Titled “How healthcare tech professionals can protect sensitive data in the new era of cyber threats“, the resource focuses on seven key challenges for healthcare IT: data breaches; malware threats like ransomware and cryptojacking; compliance; cloud migrations; data availability; mobility; and complexity around data protection infrastructures.
According to Acronis, survival in the face of these challenges means taking a new approach to safeguarding data, based on five vectors of cyber protection: safety, accessibility, privacy, authenticity and security, in a time of rapid digital transformation, big data, growing interoperability needs and increased scrutiny.
The paper notes that balancing all these different factors can be tricky, especially when facing off armies of cybercriminals determined to steal valuable healthcare data and hold it for ransom.
“Healthcare institutions are expected to enable complex new applications, drive down costs, and improve patient outcomes – all while fighting off broad IT challenges like staff retention, cloud migration, and the proliferation of mobile and IoT devices.”

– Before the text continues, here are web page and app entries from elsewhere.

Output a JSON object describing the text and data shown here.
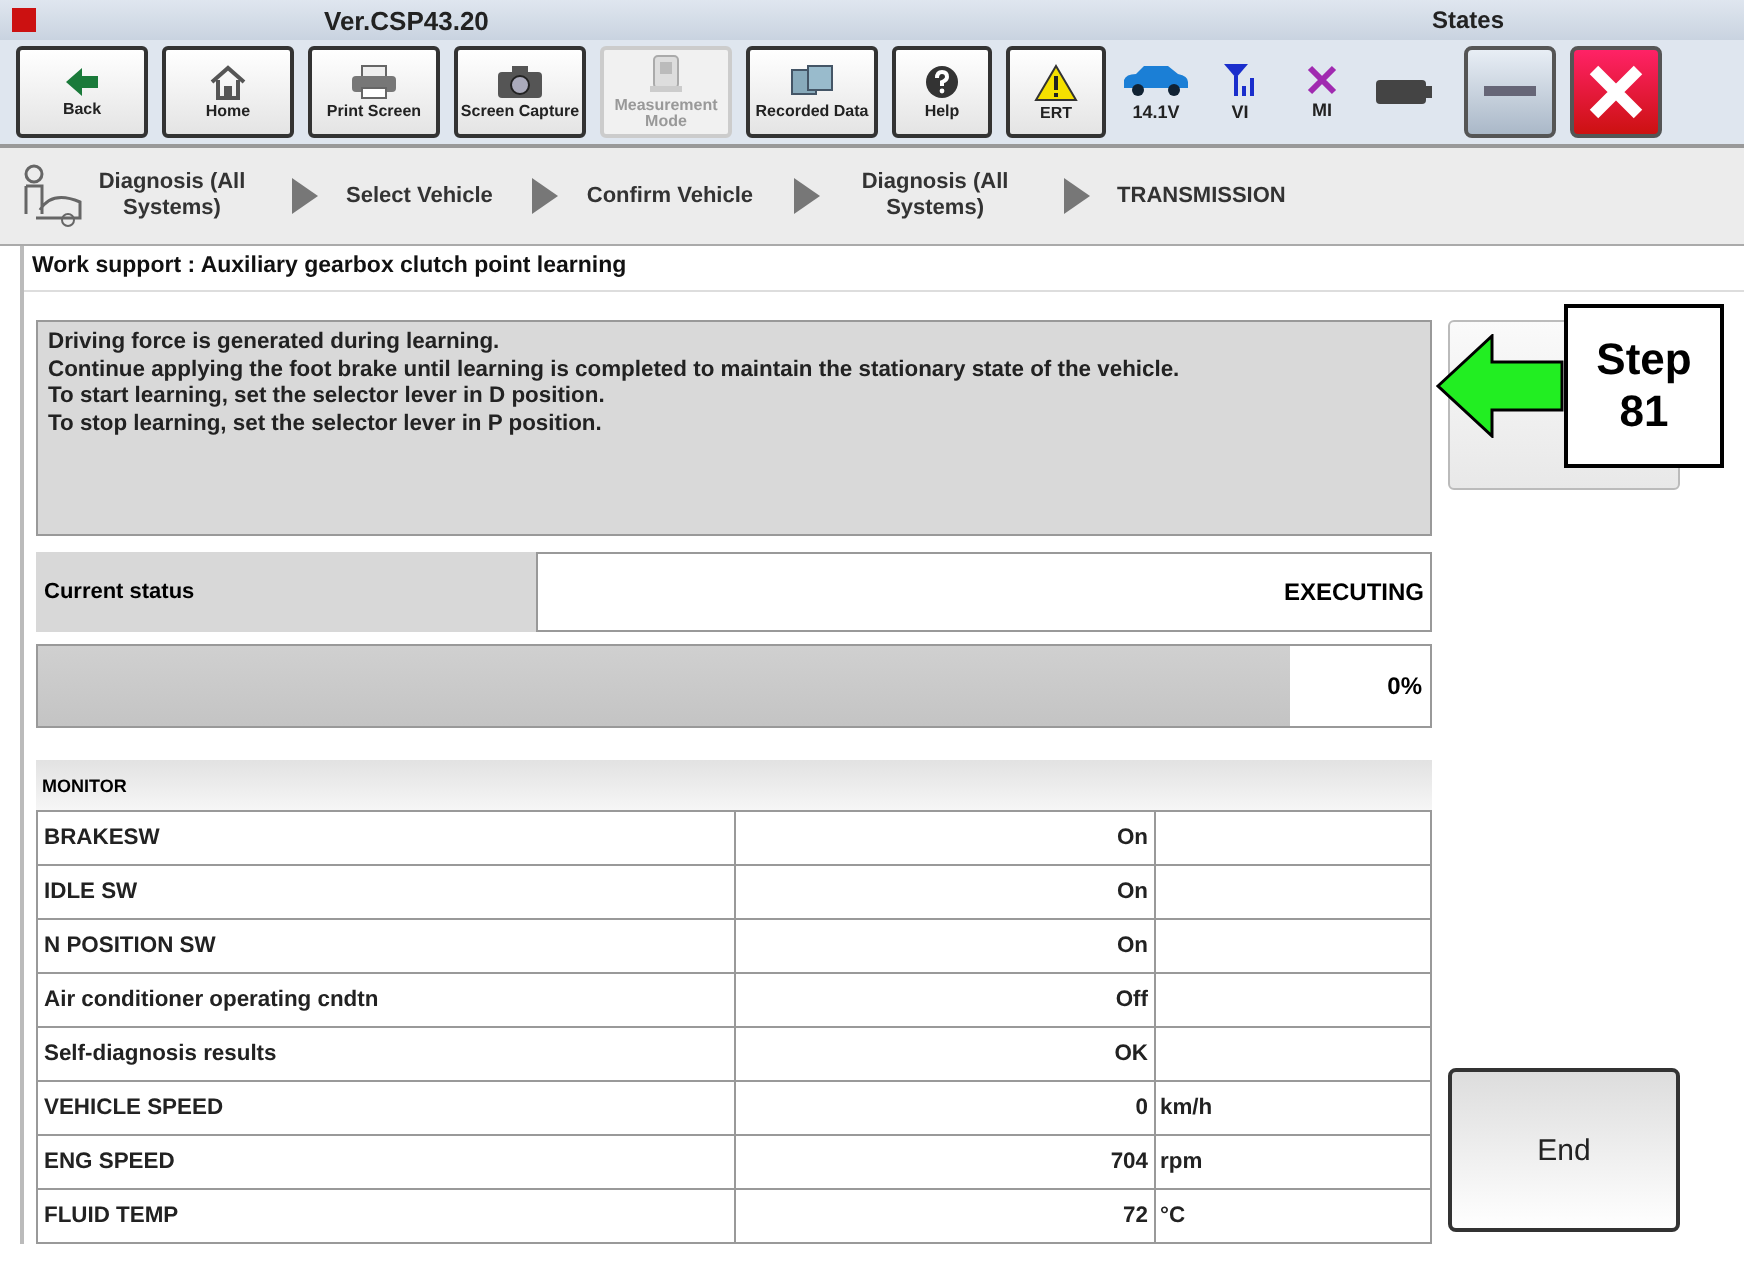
{
  "app": {
    "version": "Ver.CSP43.20",
    "states_label": "States"
  },
  "toolbar": [
    {
      "kind": "back",
      "label": "Back",
      "disabled": false
    },
    {
      "kind": "home",
      "label": "Home",
      "disabled": false
    },
    {
      "kind": "print",
      "label": "Print Screen",
      "disabled": false
    },
    {
      "kind": "camera",
      "label": "Screen Capture",
      "disabled": false
    },
    {
      "kind": "measure",
      "label": "Measurement Mode",
      "disabled": true
    },
    {
      "kind": "recorded",
      "label": "Recorded Data",
      "disabled": false
    },
    {
      "kind": "help",
      "label": "Help",
      "disabled": false
    },
    {
      "kind": "ert",
      "label": "ERT",
      "disabled": false
    }
  ],
  "status_icons": [
    {
      "kind": "car",
      "label": "14.1V"
    },
    {
      "kind": "vi",
      "label": "VI"
    },
    {
      "kind": "mi",
      "label": "MI"
    },
    {
      "kind": "battery"
    }
  ],
  "window_buttons": [
    {
      "kind": "minimize"
    },
    {
      "kind": "close"
    }
  ],
  "breadcrumbs": [
    "Diagnosis (All Systems)",
    "Select Vehicle",
    "Confirm Vehicle",
    "Diagnosis (All Systems)",
    "TRANSMISSION"
  ],
  "page_title": "Work support : Auxiliary gearbox clutch point learning",
  "message": [
    "Driving force is generated during learning.",
    "Continue applying the foot brake until learning is completed to maintain the stationary state of the vehicle.",
    "To start learning, set the selector lever in D position.",
    "To stop learning, set the selector lever in P position."
  ],
  "current_status": {
    "label": "Current status",
    "value": "EXECUTING"
  },
  "progress": {
    "level": 0.9,
    "reading": "0%"
  },
  "monitor": {
    "title": "MONITOR",
    "rows": [
      {
        "name": "BRAKESW",
        "value": "On"
      },
      {
        "name": "IDLE SW",
        "value": "On"
      },
      {
        "name": "N POSITION SW",
        "value": "On"
      },
      {
        "name": "Air conditioner operating cndtn",
        "value": "Off"
      },
      {
        "name": "Self-diagnosis results",
        "value": "OK"
      },
      {
        "name": "VEHICLE SPEED",
        "value": "0",
        "unit": "km/h"
      },
      {
        "name": "ENG SPEED",
        "value": "704",
        "unit": "rpm"
      },
      {
        "name": "FLUID TEMP",
        "value": "72",
        "unit": "°C"
      }
    ]
  },
  "end_button": "End",
  "callout": {
    "text": "Step 81"
  }
}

Acronis, which offers an array of cyber protection, storage, secure file sync-and-share, and disaster recovery solutions optimised for the healthcare sector, points to Information Technology Intelligence Consulting figures that suggest a single hour of downtime costs more than $100,000 for most organisations in the private sector.
“The healthcare industry is undergoing a pivotal digital transformation, moving from antiquated methods of storing patient information to adopting new data-intensive diagnostic and treatment applications,” Acronis notes.
“The sheer volume of sensitive healthcare data is growing and spreading across physical locations, computing devices, and networks (including private and public clouds). Important new healthcare applications like telemedicine, remote patient monitoring, and virtual- and assisted reality-based training are adding to the flood of data.”
Other emerging technologies like artificial intelligence (AI), machine learning (ML), the Internet of Things (IoT), and blockchain further complicate the puzzle, Acronis says.